THE VISITING EXHIBITIONS OF MAA
The Visiting Exhibition of Museum of Applied Art

Art in Life –Serbian Rugs in 19th - 20th Centuries
(Pirot rugs from the collection of Museum of Applied Art in Belgrade)

Confucius Temple and Imperial College Guozijian, Beijing, PR of China
19 – 31 March 2010
Art In Life - Serbian Rugs in 19th-20th Centuries, the exhibition of Pirot rugs from the collection of Museum Of Applied Art in Belgrade, was open in the Confucius Temple and Imperial College Guozijian during the Days of Serbian Culture in People’s Republic of China. There are 32 rugs from the Museum’s collection on this exhibition with accompanying printed catalogue in Chinese. The closing of the exhibition is on 31st of March.

This project was realized through the cooperation of Serbian and Chinese Ministries of Culture on the basics of Program of cooperation in the field of culture between two countries from 2008 - 2012.

With attendance of high Chinese officials and His Excellency Ambassador of Serbia in PR China, Mr. Miomir Udovicki, the exhibition was opened by Minister of Culture of Serbia, Mr. Nebojsa Bradic, and the keynote address was given by Milica Cukic, Museum Advisor, Head of Arts Departments in Museum Of Applied Art.

As guests of China International Exhibition Agency, three representatives of Museum Of Applied Arts from Belgrade, also visited Beijing from 16th – 22nd March: Head of Arts Departments, Milica Cukic, Curator in the Department for textile and costumes, Draginja Maskareli and Conservator, Milan Andric.

About exhibition Art In Life - Serbian Rugs in 19th-20th Centuries on China National television:
http://v.youku.com/v_show/id_XMTU5ODkwMTA4.html

PIROT RUGS FROM THE COLLECTION OF MAA

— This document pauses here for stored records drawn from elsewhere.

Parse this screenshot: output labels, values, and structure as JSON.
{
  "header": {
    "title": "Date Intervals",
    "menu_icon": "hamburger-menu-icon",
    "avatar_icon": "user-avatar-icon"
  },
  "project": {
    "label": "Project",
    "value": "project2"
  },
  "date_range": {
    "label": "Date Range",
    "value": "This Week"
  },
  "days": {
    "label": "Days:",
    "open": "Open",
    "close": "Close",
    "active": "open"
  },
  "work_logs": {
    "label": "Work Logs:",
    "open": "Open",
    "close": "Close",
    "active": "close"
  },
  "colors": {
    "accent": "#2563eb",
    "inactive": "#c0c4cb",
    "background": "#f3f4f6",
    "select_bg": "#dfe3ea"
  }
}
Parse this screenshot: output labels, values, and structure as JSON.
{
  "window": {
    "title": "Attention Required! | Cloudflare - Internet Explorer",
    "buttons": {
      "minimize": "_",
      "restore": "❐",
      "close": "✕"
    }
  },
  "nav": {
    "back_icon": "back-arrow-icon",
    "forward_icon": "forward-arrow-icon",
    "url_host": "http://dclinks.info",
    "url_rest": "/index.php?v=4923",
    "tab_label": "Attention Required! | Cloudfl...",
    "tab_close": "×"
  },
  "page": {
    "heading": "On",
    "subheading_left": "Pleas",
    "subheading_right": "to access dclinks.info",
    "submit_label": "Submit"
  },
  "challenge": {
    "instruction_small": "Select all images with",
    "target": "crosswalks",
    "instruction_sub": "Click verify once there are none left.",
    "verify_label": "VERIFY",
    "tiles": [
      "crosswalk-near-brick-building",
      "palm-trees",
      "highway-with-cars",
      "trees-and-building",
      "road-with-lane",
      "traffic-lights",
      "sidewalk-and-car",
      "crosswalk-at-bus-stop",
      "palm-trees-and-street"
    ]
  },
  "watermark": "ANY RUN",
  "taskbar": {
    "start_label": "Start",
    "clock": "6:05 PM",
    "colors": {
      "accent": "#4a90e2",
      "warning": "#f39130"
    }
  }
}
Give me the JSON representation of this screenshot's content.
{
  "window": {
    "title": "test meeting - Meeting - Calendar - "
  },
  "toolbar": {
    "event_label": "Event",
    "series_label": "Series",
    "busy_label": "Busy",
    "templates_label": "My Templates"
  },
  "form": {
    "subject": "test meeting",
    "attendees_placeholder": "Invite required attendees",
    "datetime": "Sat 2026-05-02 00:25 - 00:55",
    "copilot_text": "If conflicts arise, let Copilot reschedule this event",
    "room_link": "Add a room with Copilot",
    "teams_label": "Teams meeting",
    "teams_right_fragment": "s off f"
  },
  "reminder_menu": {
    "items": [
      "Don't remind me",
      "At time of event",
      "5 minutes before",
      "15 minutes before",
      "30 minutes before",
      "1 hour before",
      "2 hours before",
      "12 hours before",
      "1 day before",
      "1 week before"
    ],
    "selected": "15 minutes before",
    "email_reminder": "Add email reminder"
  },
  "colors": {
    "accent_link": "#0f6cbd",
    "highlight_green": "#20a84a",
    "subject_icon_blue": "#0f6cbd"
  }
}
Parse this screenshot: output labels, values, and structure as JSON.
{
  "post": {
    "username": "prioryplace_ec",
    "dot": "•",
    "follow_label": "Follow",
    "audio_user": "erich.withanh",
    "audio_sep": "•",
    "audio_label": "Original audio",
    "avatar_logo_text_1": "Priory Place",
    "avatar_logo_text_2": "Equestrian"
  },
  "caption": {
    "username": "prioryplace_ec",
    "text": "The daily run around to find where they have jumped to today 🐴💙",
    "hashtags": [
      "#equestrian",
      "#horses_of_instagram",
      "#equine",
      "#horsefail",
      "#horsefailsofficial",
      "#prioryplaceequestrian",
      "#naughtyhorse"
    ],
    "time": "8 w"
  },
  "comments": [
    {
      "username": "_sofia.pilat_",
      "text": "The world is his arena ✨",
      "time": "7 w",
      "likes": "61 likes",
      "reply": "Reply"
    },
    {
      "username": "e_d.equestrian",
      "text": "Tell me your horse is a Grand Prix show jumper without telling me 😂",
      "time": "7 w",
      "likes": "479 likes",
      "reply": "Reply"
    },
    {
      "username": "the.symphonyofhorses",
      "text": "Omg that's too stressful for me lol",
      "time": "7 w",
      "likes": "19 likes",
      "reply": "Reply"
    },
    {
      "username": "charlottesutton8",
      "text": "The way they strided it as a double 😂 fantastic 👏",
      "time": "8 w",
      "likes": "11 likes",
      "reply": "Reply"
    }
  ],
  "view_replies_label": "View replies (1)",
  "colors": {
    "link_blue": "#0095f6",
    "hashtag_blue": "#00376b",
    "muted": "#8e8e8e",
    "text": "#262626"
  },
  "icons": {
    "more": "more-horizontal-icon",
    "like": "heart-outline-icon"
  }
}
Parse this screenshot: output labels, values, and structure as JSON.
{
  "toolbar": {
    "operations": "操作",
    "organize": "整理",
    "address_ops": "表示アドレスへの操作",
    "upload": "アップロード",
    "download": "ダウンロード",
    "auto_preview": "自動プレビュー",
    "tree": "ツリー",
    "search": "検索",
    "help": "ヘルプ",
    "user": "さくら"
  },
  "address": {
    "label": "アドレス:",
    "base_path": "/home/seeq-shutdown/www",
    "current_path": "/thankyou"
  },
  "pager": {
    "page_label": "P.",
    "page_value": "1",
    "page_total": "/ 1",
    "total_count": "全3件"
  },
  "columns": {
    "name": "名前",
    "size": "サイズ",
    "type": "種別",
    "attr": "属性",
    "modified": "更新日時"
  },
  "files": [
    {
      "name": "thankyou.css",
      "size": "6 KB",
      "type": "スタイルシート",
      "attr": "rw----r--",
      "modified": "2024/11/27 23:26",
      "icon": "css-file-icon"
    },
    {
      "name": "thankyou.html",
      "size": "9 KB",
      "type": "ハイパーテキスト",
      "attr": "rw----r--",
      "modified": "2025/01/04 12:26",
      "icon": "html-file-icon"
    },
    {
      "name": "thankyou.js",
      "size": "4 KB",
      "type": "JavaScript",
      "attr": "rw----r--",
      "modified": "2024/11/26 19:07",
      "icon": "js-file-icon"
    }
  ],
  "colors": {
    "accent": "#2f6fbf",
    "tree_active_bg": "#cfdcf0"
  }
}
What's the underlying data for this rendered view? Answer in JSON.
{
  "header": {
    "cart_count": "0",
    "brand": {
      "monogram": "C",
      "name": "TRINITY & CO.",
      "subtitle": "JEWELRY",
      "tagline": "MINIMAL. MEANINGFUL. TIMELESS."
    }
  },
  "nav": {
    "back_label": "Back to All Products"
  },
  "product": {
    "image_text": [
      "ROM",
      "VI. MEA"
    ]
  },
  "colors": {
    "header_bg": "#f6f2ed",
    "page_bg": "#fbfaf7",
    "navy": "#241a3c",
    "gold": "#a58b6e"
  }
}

The Museum of Applied Art in Belgrade has a valuable collection of 120 rugs (kilims), dating from the beginning of the 19th to the mid-20th century. They were made in south-east Serbia, in Pirot, the most important rug-making centre in the Balkans.

Pirot was located on the main highway, which once linked central Europe with Constantinople (today Turkey). Besides the Slavic name Pirot in the literature, we also come across the Turkish Sarköy (meaning “neither village nor town”). Excellent examples of Pirot rugs can be seen in Serbia, but likewise in Bulgaria, Turkey and in many collections worldwide.

The Pirot rugs are distinguished by rich and diverse ornaments (geometric, zoomorphic, anthropomorphic), named after the objects and beings from the close surrounding. Fine, thinly-woven, good quality wool, till the 1880s exclusively home-manufactured, goes into making both the warp and the woof of these rugs. Especially evident is the high quality of craftsmanship, superb weaving skills on a vertical loom, using the characteristic technique of plain weave, meaning that both the front and back sides of the rug are the same (as with tapestries). Depending on the size, the rugs were woven by one to ten weavers. The oldest preserved items date back to the end of the 18th century.

One of the outstanding qualities of Pirot rugs is the carefully studied colour effect based on the choice and arrangement of colours. It was not until the beginning of the 19th century that plant dyes were replaced by aniline colourings. By choosing and designing a wide variety of patterns, as well as colours, even on similar rugs, the originality of every single rug is assured.

At the end of the 19th and the beginning of the 20th century, the Pirot rugs had multiple functions in urban interior decoration and became an inevitable decor of public edifices and events. They were also shown on numerous exhibitions abroad, among which is the Paris exposition in 1900. Motives from the Pirot rugs were very popular in Serbian applied art between two World Wars. Having been integrated into Serbia in 1877/78, Pirot as a border town stagnated and rug-making decreased in importance and artistic value.